The Hockey Centre is one of the oldest specialist hockey equipment shops in the country.
Now based in Woking, in Surrey, it was set up over 30 years ago as Bablock Sports, the retail arm for the brand Mercian.
As the brand grew it had to separate from a retail environment and The Hockey Centre was born as a multi-brand hockey specialist catering for the hockey population in the SouthEast of England.
At the time there were very few hockey retailers, a lot of carbooting sales. The Hockey Centre also had a mobile shop in the form of a double decker bus and went around all the hockey festivals, taking product out to the players.
Shop manager Ted Warren (pictured) said: “Over thirty years the business has seen many changes, recessions, the advent of mail order and then the internet.
“But over the last three years, the change in focus has been a more visible digital presence with a high-quality e-commerce platform, an increased stock position in store and an improved retail environment to service the high level of foot traffic that we have and finally an extensive staff training programme to give out the best level of information possible to the consumer.”
They believe that building and maintaining strong links with with local hockey clubs is essential to their success.
Warren said: “It is an area of business that we will be focussing on in the coming year. Our relationship with local clubs is very important to us. Offering club-specific deals, making club clothing agreements and then making those club members feel welcome and part of a Hockey Centre community. We have a great level of foot traffic but we have not promoted the business in a targeted way to some local clubs and their members. So we will be making agreements with clubs that benefit them and their members.”
But they also have to battle a problem that is common to many high street retailers today, parking and the internet.

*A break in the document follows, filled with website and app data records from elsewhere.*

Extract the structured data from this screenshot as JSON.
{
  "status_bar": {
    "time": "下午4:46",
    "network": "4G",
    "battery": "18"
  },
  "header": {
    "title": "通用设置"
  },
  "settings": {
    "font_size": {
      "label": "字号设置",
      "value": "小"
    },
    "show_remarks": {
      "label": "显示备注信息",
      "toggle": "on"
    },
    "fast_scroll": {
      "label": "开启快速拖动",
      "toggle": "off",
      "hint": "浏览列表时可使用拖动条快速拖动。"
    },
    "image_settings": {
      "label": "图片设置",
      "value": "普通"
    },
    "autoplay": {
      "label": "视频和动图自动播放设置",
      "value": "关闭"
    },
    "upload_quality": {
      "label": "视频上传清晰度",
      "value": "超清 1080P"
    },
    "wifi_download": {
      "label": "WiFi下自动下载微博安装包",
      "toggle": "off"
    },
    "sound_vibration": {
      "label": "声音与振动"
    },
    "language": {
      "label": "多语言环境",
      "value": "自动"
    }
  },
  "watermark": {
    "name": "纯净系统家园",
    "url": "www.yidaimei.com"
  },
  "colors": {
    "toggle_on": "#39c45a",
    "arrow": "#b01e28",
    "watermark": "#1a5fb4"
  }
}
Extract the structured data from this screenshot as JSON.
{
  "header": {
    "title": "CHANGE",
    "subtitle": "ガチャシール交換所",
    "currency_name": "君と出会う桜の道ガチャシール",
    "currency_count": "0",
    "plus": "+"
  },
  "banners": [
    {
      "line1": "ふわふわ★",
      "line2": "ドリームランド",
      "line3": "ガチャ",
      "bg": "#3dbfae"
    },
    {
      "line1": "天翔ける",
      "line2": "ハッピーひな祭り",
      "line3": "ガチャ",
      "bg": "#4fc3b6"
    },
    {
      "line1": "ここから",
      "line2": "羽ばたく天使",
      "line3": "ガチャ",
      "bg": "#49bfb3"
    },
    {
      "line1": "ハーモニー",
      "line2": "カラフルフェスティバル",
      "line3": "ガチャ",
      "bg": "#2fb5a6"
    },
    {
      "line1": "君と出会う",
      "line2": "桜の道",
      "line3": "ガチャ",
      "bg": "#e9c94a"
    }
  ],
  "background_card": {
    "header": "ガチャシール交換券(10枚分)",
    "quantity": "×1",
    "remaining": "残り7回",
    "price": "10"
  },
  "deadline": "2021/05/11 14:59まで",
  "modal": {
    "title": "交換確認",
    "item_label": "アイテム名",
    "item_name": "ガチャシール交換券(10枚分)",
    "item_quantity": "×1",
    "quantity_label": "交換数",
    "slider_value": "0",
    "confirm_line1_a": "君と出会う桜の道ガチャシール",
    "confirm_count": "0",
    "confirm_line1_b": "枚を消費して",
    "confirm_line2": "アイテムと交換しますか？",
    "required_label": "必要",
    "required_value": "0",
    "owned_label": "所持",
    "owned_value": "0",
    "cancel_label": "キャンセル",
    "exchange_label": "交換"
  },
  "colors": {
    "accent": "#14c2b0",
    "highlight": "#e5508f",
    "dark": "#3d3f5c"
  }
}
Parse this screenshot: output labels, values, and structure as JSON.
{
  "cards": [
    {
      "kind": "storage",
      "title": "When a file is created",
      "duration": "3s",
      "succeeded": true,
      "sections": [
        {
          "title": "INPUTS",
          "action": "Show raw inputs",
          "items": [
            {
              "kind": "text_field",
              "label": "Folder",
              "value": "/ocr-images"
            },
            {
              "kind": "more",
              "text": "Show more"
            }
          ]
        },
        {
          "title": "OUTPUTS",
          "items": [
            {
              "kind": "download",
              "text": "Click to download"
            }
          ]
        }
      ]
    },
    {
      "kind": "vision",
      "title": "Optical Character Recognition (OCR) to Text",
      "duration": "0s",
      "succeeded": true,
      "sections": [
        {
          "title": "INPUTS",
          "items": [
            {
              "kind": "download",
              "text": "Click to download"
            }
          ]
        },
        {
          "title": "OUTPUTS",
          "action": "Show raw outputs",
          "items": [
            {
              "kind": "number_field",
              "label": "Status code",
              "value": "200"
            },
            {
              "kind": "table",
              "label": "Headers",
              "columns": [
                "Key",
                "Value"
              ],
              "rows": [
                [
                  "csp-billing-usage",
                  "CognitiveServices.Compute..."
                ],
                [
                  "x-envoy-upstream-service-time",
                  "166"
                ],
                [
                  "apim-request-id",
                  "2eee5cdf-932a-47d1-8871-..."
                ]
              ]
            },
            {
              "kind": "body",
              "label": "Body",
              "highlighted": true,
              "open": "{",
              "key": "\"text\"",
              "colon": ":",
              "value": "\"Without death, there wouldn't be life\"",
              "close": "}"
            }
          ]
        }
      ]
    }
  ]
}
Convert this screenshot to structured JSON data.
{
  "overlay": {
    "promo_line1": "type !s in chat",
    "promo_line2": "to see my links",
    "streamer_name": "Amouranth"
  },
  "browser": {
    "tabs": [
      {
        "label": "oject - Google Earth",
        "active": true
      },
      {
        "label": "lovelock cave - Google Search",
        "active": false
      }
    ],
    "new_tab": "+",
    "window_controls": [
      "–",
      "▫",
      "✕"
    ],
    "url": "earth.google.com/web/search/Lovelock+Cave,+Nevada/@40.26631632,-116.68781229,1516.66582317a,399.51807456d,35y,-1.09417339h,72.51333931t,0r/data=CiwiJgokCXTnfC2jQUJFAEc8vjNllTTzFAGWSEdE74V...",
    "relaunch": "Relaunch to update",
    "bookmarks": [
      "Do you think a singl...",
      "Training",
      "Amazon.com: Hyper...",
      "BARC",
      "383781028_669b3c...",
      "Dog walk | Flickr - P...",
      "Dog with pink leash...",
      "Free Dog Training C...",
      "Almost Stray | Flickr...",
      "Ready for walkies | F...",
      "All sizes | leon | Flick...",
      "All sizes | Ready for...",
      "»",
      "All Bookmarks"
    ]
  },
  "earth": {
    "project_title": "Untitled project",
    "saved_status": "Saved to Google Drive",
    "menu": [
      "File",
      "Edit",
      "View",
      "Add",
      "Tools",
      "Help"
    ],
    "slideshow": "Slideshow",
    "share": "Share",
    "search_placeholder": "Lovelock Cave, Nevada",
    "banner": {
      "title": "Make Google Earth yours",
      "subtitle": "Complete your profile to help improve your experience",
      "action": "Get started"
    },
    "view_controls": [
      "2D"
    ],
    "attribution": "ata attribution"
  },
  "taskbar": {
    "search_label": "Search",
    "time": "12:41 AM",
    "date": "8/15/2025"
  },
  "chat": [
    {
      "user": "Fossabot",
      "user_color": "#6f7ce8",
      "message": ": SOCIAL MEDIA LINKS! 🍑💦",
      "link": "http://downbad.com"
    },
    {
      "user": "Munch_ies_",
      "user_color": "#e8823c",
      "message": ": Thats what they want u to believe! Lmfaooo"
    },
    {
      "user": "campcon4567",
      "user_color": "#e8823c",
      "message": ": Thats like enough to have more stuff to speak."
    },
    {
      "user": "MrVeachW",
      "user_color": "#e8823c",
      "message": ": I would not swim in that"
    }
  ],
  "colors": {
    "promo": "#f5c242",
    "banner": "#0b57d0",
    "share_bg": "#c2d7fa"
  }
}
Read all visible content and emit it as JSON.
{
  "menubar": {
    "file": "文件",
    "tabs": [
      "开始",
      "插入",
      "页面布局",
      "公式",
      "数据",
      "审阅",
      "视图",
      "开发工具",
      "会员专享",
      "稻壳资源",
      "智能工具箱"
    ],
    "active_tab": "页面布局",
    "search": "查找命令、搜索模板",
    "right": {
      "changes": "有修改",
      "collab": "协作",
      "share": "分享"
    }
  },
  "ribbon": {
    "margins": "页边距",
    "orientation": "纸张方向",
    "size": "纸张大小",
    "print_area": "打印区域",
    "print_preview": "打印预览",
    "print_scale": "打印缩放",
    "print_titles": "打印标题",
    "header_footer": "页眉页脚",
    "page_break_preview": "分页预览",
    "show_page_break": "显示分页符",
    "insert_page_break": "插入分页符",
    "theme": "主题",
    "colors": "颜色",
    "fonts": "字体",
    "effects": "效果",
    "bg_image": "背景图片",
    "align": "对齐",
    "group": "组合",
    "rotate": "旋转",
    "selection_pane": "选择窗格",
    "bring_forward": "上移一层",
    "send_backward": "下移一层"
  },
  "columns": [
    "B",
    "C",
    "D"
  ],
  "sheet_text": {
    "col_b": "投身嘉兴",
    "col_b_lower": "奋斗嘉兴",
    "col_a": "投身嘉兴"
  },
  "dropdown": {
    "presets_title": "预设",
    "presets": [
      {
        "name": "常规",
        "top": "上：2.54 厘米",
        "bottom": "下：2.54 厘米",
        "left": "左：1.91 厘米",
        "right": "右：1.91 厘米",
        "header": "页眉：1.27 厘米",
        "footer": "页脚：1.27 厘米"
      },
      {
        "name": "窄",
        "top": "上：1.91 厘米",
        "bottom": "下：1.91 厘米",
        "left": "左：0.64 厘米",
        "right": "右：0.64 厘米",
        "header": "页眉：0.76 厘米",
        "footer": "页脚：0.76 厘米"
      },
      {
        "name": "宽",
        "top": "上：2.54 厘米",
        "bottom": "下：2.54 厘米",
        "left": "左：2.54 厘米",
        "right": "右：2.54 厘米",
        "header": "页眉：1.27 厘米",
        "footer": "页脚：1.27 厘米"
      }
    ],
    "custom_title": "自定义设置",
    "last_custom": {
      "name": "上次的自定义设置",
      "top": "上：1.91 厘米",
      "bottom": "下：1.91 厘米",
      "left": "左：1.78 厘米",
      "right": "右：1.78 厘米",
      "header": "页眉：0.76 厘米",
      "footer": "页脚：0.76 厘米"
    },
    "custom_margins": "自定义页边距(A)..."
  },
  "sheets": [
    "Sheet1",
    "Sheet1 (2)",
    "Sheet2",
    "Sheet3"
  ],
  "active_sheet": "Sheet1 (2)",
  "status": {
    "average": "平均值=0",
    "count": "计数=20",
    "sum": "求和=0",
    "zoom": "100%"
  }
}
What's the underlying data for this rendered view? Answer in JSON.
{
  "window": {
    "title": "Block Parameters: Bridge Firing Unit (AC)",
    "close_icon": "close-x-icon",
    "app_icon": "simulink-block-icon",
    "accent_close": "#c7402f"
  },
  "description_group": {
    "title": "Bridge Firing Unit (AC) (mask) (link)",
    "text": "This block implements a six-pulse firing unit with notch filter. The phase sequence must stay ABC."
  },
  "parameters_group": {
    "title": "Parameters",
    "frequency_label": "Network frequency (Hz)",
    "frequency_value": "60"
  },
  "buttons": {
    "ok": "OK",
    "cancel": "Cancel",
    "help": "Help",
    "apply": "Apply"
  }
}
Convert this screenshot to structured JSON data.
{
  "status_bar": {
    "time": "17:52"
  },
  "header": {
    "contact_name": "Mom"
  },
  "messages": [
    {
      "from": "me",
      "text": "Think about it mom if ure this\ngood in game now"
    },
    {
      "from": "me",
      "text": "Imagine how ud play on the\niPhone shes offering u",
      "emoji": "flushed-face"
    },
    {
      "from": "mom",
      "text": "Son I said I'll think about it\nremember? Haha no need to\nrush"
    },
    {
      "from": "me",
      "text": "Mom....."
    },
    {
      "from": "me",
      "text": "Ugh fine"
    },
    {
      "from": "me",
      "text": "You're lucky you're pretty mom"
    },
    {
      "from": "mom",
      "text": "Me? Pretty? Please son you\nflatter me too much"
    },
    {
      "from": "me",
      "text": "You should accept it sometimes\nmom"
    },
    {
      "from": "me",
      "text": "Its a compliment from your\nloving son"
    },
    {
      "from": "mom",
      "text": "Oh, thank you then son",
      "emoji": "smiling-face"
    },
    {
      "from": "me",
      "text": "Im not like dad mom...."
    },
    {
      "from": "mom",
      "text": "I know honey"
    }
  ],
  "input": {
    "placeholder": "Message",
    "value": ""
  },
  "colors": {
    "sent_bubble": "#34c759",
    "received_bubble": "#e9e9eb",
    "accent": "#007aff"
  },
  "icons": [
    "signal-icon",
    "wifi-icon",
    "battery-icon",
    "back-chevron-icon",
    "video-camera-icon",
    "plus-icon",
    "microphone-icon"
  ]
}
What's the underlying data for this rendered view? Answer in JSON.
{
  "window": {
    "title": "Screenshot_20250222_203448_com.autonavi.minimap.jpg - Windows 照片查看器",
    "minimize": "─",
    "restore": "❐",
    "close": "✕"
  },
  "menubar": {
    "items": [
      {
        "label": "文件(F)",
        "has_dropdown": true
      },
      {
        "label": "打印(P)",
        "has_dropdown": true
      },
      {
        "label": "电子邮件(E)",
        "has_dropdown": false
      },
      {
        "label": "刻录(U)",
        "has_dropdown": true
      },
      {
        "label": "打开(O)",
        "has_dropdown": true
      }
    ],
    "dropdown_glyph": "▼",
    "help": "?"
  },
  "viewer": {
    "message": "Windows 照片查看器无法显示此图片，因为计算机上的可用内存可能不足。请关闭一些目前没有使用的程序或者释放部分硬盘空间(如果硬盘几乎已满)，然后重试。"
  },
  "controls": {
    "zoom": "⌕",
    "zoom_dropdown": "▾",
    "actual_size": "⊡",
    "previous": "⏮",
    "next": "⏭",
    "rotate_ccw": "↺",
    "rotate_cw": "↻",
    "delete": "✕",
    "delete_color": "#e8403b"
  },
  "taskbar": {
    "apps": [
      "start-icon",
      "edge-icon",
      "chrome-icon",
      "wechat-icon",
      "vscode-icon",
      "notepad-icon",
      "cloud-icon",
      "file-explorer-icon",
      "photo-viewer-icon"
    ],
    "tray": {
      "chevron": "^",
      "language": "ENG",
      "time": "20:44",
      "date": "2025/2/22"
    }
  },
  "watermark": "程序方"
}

Warren added: “Parking for our retail customers is a constant challenge, as our business grows we constantly struggle to have enough parking for the increasing number of customers, but we have altered the front of the business to try and address that. The internet is also a challenge, to stay on top of digital trends so that we appear near the top of search rankings and maximise, platforms like Facebook and Google constantly change how they analyse retailers and so we have to stay on top of those changes. Fortunately, we have some partners within the business who are experts in that field and are driving that side forwards.”
And The Hockey Centre keeps a close eye on the marketplace when they select new products. They want to be able to give their customers what they want, when they want it.
Warren said: “We have to be aware of the brands that exist in the market, looking at international tournaments to spot what the top athletes are using across the world. We also look at competitor offerings to see what else is around and monitor three or four social media platforms to see what is hot and on the way up and what is going the other way.
“There are then also the niche brands where a player or coach may do something with a brand at a local club or school, promoting it more than usual and directing players in store for those products. We need to understand and service that demand.”
Tommy Alexander, a hockey expert at the store, also keeps his eye on what trends may be coming up in the game.
He said: “There will be new stick bends and head shapes from a number of brands. Triple core technology has now proven itself and will also be in some sticks as it enhances stiffness and therefore potential hitting power. More players are using right and left hand gloves so we will see some of those come into stock and also some new shell shapes in shinguards.”
The Hockey Centre attempts to stay ahead of the competition by focusing on three key areas. They make sure they have a good level of stock for as much of the season as possible, working as closely with brands as possible to place good stock orders and then top-up regularly.
They are training their staff to have a high-level of knowledge about all the products so that they can advise customers as well as possible, in-store, on the phone and online.
And finally, they promote the business on social media, increasing awareness of what they do and creating the maximum number of opportunities to sell. But they also offer innovative services to their customers.
Alexander added: “We have an in-store area called Goalie Gear where clubs, schools or just individuals can book an appointment to come in, discuss the complicated world of goalkeeping with an expert and buy from a full range of kit, available there and then. We believe it is one of only two or three similar services in the whole country.”